Required work >> Below are the records; locate each line with the word "Options" and copy it.

---- Supplied material

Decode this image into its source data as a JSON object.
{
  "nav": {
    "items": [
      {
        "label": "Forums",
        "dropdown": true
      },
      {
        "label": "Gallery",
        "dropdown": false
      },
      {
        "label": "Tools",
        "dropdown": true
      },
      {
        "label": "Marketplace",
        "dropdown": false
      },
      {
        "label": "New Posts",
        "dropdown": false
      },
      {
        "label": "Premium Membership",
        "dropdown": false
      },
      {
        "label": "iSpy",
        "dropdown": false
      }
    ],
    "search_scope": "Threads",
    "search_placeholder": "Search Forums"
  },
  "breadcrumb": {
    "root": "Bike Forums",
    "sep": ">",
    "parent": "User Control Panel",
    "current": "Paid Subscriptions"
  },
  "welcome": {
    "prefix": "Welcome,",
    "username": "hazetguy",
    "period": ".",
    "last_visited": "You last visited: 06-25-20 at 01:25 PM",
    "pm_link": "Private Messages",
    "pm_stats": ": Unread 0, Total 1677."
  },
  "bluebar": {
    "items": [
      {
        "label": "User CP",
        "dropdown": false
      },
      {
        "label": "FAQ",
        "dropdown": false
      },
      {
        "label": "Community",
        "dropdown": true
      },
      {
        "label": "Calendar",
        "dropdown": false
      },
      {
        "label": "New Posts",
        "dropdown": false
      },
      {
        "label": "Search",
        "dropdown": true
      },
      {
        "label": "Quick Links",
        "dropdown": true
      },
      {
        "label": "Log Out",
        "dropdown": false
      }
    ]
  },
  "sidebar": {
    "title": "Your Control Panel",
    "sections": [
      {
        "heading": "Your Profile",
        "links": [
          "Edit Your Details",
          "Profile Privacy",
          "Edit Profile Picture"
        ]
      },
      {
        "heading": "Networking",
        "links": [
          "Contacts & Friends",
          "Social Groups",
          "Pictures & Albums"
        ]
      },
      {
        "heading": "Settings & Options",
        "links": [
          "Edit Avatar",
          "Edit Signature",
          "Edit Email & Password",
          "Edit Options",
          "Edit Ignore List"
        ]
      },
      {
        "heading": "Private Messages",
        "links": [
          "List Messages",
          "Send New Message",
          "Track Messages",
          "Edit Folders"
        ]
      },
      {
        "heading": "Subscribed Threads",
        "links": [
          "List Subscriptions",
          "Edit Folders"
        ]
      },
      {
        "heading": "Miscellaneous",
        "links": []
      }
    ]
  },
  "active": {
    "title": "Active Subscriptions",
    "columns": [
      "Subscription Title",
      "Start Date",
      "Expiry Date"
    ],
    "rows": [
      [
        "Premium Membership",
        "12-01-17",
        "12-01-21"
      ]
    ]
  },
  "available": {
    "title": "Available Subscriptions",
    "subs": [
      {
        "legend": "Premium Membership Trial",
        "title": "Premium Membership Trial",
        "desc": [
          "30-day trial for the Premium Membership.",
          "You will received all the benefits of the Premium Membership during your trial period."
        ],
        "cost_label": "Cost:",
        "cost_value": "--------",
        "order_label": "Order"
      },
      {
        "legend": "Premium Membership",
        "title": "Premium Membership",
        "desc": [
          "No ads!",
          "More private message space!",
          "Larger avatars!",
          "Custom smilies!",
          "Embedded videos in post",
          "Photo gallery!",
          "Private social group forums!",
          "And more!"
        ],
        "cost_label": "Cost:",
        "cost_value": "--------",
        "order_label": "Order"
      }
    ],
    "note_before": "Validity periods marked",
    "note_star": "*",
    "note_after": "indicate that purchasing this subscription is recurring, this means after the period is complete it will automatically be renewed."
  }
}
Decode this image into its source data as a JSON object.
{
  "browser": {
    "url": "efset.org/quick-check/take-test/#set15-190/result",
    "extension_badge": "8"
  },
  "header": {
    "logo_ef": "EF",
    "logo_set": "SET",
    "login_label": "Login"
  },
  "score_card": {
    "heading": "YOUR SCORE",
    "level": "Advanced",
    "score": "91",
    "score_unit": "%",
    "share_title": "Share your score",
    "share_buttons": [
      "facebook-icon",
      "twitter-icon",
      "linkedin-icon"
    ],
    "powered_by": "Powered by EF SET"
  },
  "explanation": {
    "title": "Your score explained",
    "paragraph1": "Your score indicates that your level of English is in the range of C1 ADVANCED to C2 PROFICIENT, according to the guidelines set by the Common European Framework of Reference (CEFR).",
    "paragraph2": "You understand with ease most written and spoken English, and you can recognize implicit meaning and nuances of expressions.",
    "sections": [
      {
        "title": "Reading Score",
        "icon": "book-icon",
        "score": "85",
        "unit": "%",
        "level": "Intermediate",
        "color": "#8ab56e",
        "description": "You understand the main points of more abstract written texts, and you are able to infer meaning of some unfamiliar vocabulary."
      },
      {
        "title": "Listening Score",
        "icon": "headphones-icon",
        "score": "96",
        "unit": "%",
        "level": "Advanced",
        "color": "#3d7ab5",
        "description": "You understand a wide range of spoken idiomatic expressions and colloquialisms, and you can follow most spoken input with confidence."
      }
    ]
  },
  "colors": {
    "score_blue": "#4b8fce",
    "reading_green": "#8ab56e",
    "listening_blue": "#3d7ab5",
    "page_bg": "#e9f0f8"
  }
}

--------

Problem solution >>
        "heading": "Settings & Options",
          "Edit Options",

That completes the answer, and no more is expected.